Ugh, the anguish of going to the pain department at Chelsea & Westminster really stays with you. Don’t get me wrong; I’m grateful for any/all help. Since breaking my back (and other areas), the one problem that’s never shown any improvement is the debilitating pain around where the metal-work was implanted (via two operations). It makes it hard to plan anything (because the pain is unpredictable) and that which can be planned has to be done so with intense forethought and strategy. Sitting is the hardest thing, followed by standing (oddly, walking, insofar as I can walk, is easier than standing, perhaps because the movement is distracting). If I have something to write that requires an hour of work, I might be able to do ten minutes at 10.00am, 20 minutes at 2.00pm, 10 minutes at 4.00pm and so on and so on. In between each burst, I will need to stretch, lie down on my front, lie down on my back, trying the floor if the bed or sofa isn’t diminishing the pain. Before I know it, the day has evaporated. I use the strongest painkiller conservatively, in the hope that it will retain its efficacy and, if I’m lucky, it will enable 60-90 minutes of sitting time once a day. But it doesn’t always work and sometimes it just gives me 20, if that. Steroids into the sacrum, epidurals and Botox into trigger points have not worked, so the next thing I’m looking into is spinal stimulation therapy.
Hence the pain department appointment. I knew the form, but it still hurts. The skepticism on the face of the doctor and the strange, intrusive questions that have nothing to do with pain. The gaslighting suggestions that it’s all in your head. The questions that seem to imply that you’re just not trying hard enough.
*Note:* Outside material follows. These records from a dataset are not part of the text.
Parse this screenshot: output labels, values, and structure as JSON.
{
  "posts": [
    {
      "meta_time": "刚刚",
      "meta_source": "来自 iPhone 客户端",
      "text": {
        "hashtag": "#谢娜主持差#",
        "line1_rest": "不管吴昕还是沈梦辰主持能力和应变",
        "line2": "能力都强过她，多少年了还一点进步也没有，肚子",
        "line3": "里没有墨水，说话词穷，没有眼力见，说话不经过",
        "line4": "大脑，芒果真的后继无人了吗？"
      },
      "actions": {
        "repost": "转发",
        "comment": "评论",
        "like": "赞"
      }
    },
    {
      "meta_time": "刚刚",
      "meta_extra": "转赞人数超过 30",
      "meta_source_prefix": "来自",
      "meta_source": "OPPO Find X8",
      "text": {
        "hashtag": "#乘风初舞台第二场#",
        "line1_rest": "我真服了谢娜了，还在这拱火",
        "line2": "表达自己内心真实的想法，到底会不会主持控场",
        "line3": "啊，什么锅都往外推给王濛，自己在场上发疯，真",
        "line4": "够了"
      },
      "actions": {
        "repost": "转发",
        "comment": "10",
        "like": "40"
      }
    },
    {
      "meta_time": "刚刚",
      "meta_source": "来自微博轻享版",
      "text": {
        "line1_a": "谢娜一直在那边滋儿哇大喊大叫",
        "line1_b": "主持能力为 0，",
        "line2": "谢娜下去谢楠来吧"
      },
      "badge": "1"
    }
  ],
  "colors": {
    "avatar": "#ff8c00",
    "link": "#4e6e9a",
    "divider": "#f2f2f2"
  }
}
It withers you.
After four-and-a-half hours (why these maxi-size appointments, comprising 15 minutes of face-to-face time with three hours, 45 minutes of waiting – for people who have trouble sitting?), I came home and wept. And that’s something for which I really am grateful. I very rarely cry and yet sometimes it’s appropriate and healing. And once I’m crying over one thing, the tears attach themselves to other things, so I end up processing more than one source of pain. As I cried, I thought of a recently deceased friend, my late father, some superannuated dreams that didn’t materialise. The next day, I could feel that there was less emotional clutter in my system. So even though one kind of pain is as intense as ever, another kind has been stilled.